Q: You're the spokesperson.
MS. PSAKI: (Laughs.) We have — I don't have any update on a date. Obviously, there are — you know, there — the impact of COVID includes the fact that it is challenging to envision how you'd have 500 people in attendance at a joint session, but obviously —
Q: Do you think you can remote? Is a remote speech possible? Is that on the table?
MS. PSAKI: There are — there are a range of options under discussion. We're engaged on that. I don't have any updates for what it will look like or when it will — when it would be.
But I can say that, you know, the President is eager to lay out more specifics of his Build Back Better agenda, and he is in ongoing discussions with a range of stakeholders in Congress and the administration, outside, about what that's going to look like.
And he mentioned that when he gave his joint — not joint session speech, sorry; he wasn't in office yet — but when he gave his primetime address a couple of weeks ago, that that would kind of be the next step. So he's, you know, always discussing with experts and policy experts what that would look like, but I don't have anything on the timeline or what the format would look like at this point.

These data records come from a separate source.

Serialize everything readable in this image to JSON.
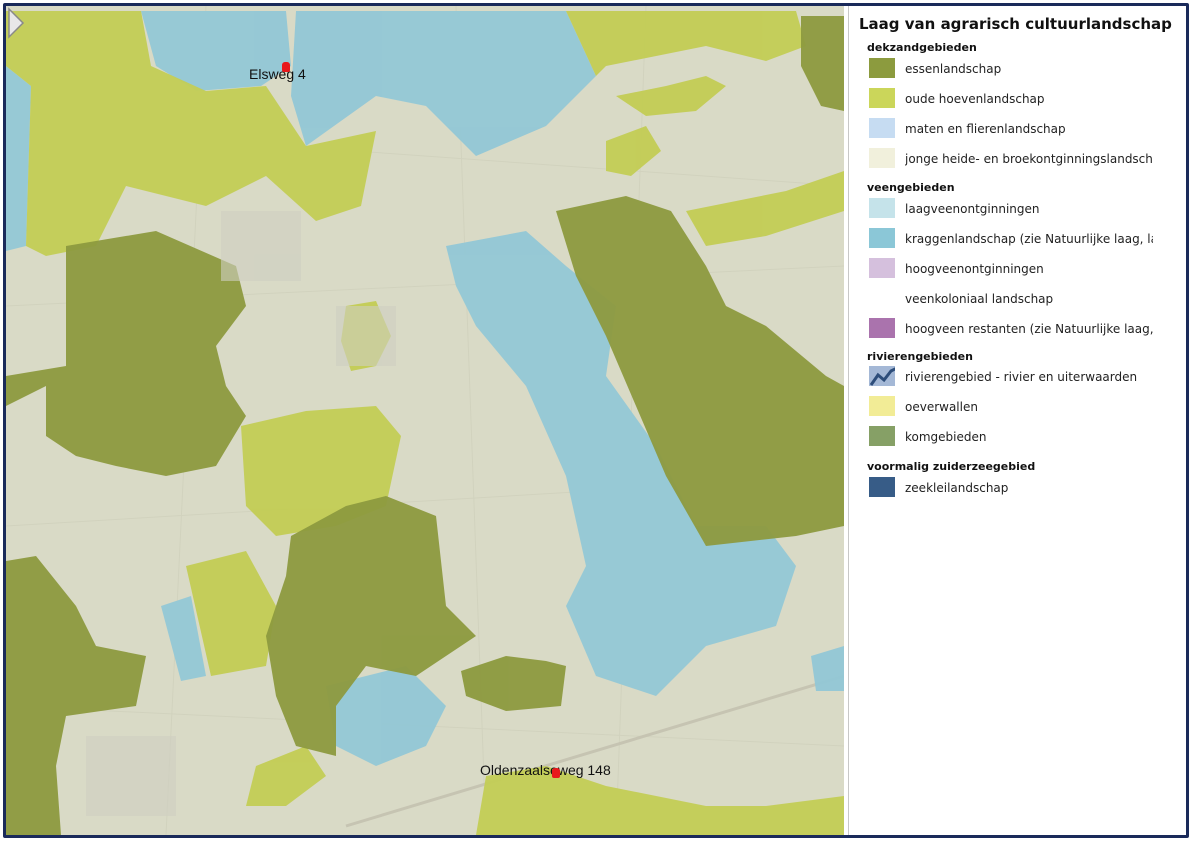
{
  "map": {
    "places": [
      {
        "name": "Elsweg 4"
      },
      {
        "name": "Oldenzaalseweg 148"
      }
    ],
    "colors": {
      "base": "#dcddcb",
      "essen": "#8c9b3e",
      "hoeven": "#c2cd52",
      "kraggen": "#8fc6d4",
      "heide": "#e6e6d6"
    }
  },
  "legend": {
    "title": "Laag van agrarisch cultuurlandschap",
    "groups": [
      {
        "heading": "dekzandgebieden",
        "items": [
          {
            "label": "essenlandschap",
            "color": "#8c9b3e"
          },
          {
            "label": "oude hoevenlandschap",
            "color": "#cbd65a"
          },
          {
            "label": "maten en flierenlandschap",
            "color": "#c6dcf2"
          },
          {
            "label": "jonge heide- en broekontginningslandschap",
            "color": "#f1f0dc"
          }
        ]
      },
      {
        "heading": "veengebieden",
        "items": [
          {
            "label": "laagveenontginningen",
            "color": "#c5e3ea"
          },
          {
            "label": "kraggenlandschap (zie Natuurlijke laag, laag",
            "color": "#8bc7d7"
          },
          {
            "label": "hoogveenontginningen",
            "color": "#d5c0dd"
          },
          {
            "label": "veenkoloniaal landschap",
            "color": "#ffffff"
          },
          {
            "label": "hoogveen restanten (zie Natuurlijke laag, laag",
            "color": "#aa73ad"
          }
        ]
      },
      {
        "heading": "rivierengebieden",
        "items": [
          {
            "label": "rivierengebied - rivier en uiterwaarden",
            "color": "#a4b8d6",
            "icon": "river-line-icon"
          },
          {
            "label": "oeverwallen",
            "color": "#f2ec96"
          },
          {
            "label": "komgebieden",
            "color": "#86a066"
          }
        ]
      },
      {
        "heading": "voormalig zuiderzeegebied",
        "items": [
          {
            "label": "zeekleilandschap",
            "color": "#375c87"
          }
        ]
      }
    ]
  }
}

Q: Does he want the American Recovery Plan to be passed before he delivers that speech?
MS. PSAKI: You know, he wants the American Rescue Plan to be —
MS. PSAKI: — to be — it's okay — to be — the "ARP," you can call it; sometimes it's easier — to be passed as quickly as possible. He certainly, as — having served in the Senate for 36 years, he knows that there's a process that needs to take place. As you know, it's working its way through the committees in the House; then it will go to the Senate. That takes a little bit of time just by the nature of the important work that happens. He is pleased with the progress and the urgency he sees from the House and Senate. But in terms of a specific date for his next speech or next proposal, I just don't have anything to preview for you.
Q: Thank you, Jen.
MS. PSAKI: Thank you, everyone.
12:35 P.M. EST
Joseph R. Biden, Press Briefing by Press Secretary Jen Psaki Online by Gerhard Peters and John T. Woolley, The American Presidency Project https://www.presidency.ucsb.edu/node/348026